A special report is in our latest magazine.

Dr Mark Everard, the man nicknamed Dr Redfin, has come out in this week’s Angler’s Mail backing Warren Gaunt’s 4 lb 9 oz catch a roach.

His views on what would break the British record, and comments from other people who are far from sure about its identity, are reported in full in our magazine.

It’s a fascinating read, so check out page 4 of the mag!

Mark has compiled a more detailed dossier on Warren “Wol” Gaunt’s fish, which is published below, in full, online…

Warren Gaunt and the fish which has been the talking point in angling. Read our special report, and comments, in the latest Angler's Mail magazine.

Dr Mark Everard’s scientific ID report in full

Dr Mark Everard

Fin and feature counts

The photos are better than most, though with some room for doubt due to poor definition of fins (mainly anal fin rays) due in part to resolution and in part due to harsh flash.  But here are my preliminary counts.

Photo 3535

Dorsal II+ and 8or9

Photo 3534

Anal III and 9or10

Photo 3533

Lateral line 44

Anal III and 9or10

Dorsal II+ and 9

Ventral-dorsal alignment: directly aligned up scale column

Mouth: clear overbite

Photo 3532

Lateral line 44

Anal fin: collapsed so can’t count spines and rays

Dorsal fin: collapsed so can’t count spines and rays

Ventral-dorsal alignment: direcftly aligned up scale column

Mouth: clear overbite

I think that the balance of probability is strongly in favour of ‘roach’ (with just some doubt re: exact anal fin ray counts); strongly enough across other key features for me to be confident that this is a roach.  I know that the cater has a history of big hybrids, but this does not sway my analysis of key features.)  I can’t comment on weight of course, though it does look vast!

Likely contradictory opinions

I am sure that some ‘experts’ without a scientific approach to identification could mistake this for a rudd or a hybrid.

Common misconceptions made by non-scientist when it comes to identifying big roach commonly include:

  • an over-reliance of hugely variable features such as colour;
  • misinterpretation of the mouth angle; and
  • the alignment of dorsal and ventral fins.

On all three counts, I see some rather ‘schoolboy’ and just plain WRONG assessments made all the time, generally by people with the most vocal opinions but who seem to know the least.  Whilst they betray their ignorance to those that know what they’re talking, regrettably they also gain support from those that take their word for it.  So I am setting the scientific record straight on these three features.

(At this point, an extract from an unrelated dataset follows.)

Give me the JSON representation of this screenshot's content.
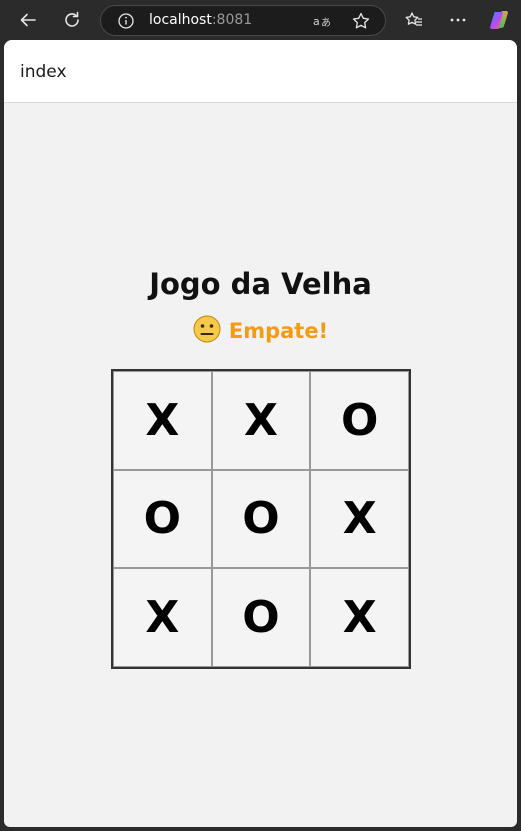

Reasons why colour is a useless diagnostic feature

Colour varies naturally in fish to a huge extent due to:

  • Diet, particularly when feeding on crustaceans and invertebrates, which can make the flanks golden and the fins vivid… purely down to carotenoids ingested in an invertebrate-rich diet
  • Water clarity, most fish lightening in coloured water and darkening in clear water
  • Stress/health
  • Time of day, including adaptation to changing light conditions
  • Local genetic variants

The pictures we take often wash out or display false colours due to:

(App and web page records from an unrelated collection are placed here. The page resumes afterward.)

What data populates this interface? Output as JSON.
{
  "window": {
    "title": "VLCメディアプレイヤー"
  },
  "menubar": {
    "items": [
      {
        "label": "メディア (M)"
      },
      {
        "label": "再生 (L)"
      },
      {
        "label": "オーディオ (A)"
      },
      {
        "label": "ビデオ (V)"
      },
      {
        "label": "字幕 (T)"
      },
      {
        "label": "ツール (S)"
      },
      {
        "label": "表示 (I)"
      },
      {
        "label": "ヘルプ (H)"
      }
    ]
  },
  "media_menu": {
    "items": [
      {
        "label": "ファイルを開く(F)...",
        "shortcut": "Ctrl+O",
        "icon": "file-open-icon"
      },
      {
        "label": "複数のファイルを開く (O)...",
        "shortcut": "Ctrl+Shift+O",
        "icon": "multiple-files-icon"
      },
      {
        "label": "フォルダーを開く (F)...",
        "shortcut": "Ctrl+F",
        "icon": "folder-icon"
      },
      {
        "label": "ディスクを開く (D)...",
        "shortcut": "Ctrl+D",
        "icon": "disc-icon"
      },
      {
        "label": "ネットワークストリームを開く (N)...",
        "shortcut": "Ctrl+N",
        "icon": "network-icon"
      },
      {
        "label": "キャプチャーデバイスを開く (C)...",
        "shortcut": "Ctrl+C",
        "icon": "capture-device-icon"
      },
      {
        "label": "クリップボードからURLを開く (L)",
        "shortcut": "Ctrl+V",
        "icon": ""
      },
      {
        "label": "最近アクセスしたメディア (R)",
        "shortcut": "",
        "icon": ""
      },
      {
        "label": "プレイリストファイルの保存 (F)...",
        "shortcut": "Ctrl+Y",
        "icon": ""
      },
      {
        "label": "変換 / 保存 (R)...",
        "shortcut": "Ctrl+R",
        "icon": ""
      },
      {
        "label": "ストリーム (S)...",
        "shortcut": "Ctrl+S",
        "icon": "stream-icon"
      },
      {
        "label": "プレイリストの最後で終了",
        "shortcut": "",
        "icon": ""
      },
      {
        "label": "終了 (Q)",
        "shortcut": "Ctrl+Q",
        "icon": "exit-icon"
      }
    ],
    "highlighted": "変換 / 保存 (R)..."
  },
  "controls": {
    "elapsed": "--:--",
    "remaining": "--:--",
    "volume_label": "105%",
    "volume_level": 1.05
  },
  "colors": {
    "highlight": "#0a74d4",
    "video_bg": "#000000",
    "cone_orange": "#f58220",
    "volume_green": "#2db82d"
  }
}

  • The background having an influence on apparent colour
  • Reflections from sky/trees/clothes colouring incident light
  • The general quality of local natural or artificial lighting
  • The white balance setting of the camera (if known) which will generally be automatically adjusted under all these other factors

Compound this with flash photography and, even if you know the spectrum of the flash unit, there is no chance of ‘true’ colours showing through!

So I am completely unpersuaded when I hear of people dismissing this fish because:

  • it lacks a ’blue tinge’ or a ‘green tinge’…  maybe the fish did without flash photography, but in any event this opinion about a defining roach feature is utter nonsense!
  • The fins are too deeply coloured…  see all of the above factors (particularly the way that fish absorb red/orange carotenoid pigments from their summer invertebrate-biased diet).

Mouth angle

It is true that the lower jaw of Wol’s fish is upward-inclined.  However, this is entirely due to the depth of the fish – fairly typical for one this big if quite at odds with a scrawny canal specimen!– with the mouth nevertheless showing a clear overbite on all photos.  The mouth of Wol’s fish clearly suggests ‘roach’!

Assessing dorsal to ventral fin alignment

I have heard it said that these same ‘experts’ agree that the dorsal if set too far back.  This demonstrates a fundamental lack of understanding / ‘schoolboy error’, just looking uncritically at a photo.

The photo below CLEARLY shows that, when alignment is checked on a scientific basis, the dorsal and ventral fin roots are perfectly aligned.  This is done by counting along scale columns (as indicated by my orange dots).

Just be looking to see if the fins are above each other in a photo is a nonsense!  The fin alignment in the photo below checks out perfectly for roach.